Exercise directions: Go through the entries one line at a time, and gather every line that has the word "percent".

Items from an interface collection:
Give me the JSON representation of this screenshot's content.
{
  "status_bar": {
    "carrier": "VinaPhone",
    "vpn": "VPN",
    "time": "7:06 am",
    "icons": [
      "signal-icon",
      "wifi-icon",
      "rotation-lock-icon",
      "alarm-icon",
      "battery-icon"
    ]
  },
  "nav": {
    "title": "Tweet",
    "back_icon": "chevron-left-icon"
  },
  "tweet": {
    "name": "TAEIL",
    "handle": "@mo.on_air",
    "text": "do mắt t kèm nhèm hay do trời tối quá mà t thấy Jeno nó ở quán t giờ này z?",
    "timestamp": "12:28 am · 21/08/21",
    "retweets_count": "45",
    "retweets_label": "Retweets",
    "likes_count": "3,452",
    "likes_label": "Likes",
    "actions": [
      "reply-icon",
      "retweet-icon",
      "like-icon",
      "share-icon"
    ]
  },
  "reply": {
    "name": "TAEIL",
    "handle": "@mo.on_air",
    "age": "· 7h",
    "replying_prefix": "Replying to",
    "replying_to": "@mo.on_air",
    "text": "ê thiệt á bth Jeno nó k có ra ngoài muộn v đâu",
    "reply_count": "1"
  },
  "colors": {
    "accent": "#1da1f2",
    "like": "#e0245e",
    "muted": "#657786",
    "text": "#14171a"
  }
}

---

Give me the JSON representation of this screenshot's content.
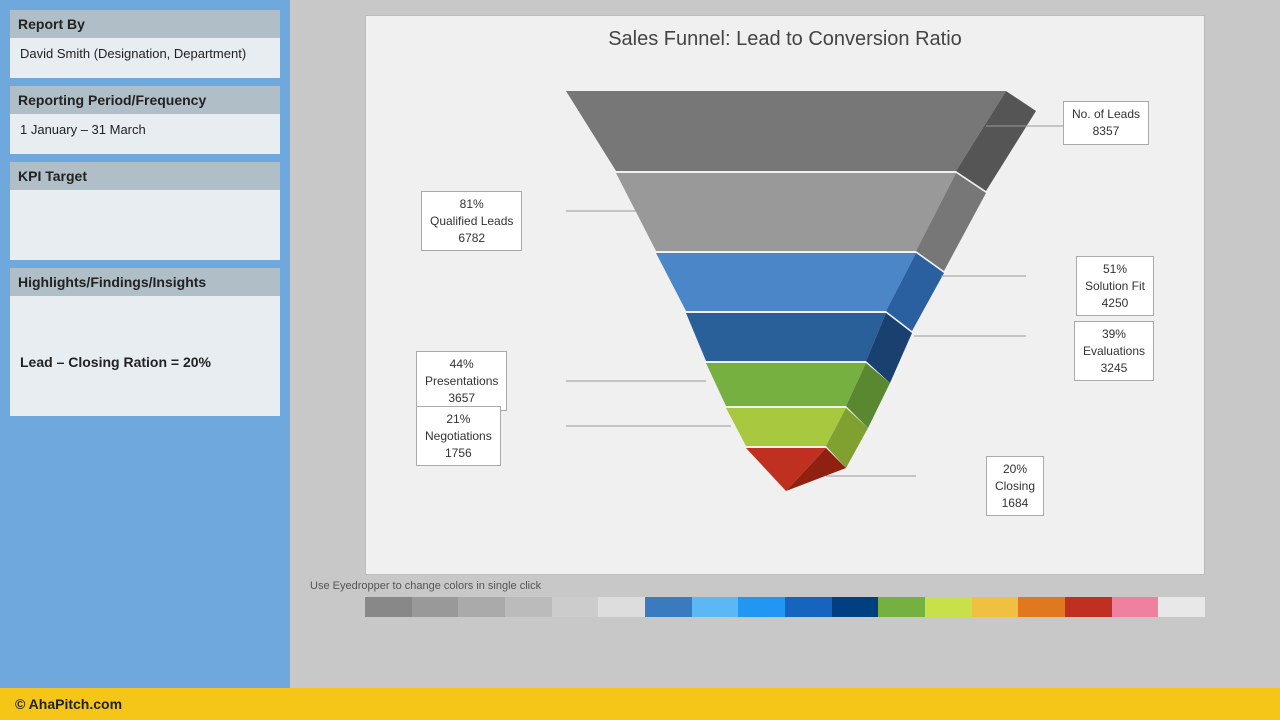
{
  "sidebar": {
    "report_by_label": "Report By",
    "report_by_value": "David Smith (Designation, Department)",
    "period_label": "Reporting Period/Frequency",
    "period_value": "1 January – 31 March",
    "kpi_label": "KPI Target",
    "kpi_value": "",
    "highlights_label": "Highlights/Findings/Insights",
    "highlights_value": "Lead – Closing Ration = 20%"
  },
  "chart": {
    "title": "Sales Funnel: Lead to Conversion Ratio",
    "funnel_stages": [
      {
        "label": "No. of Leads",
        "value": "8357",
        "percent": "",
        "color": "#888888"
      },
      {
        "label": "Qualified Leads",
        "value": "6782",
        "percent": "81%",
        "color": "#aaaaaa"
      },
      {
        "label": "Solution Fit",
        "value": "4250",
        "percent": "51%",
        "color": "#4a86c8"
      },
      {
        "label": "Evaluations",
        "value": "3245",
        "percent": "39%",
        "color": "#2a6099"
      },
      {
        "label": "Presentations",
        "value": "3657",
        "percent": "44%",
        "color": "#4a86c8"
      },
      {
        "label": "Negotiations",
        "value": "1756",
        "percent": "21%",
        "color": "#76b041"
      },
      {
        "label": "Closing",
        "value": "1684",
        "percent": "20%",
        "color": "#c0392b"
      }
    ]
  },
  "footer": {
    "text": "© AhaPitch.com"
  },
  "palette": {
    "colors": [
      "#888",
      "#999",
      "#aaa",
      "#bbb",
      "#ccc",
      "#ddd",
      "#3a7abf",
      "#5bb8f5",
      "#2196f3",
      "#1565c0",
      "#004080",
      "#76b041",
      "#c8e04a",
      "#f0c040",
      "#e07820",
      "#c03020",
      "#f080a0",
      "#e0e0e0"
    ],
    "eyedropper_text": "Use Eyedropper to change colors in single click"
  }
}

Reply to the exercise:
        "percent": "",
        "percent": "81%",
        "percent": "51%",
        "percent": "39%",
        "percent": "44%",
        "percent": "21%",
        "percent": "20%",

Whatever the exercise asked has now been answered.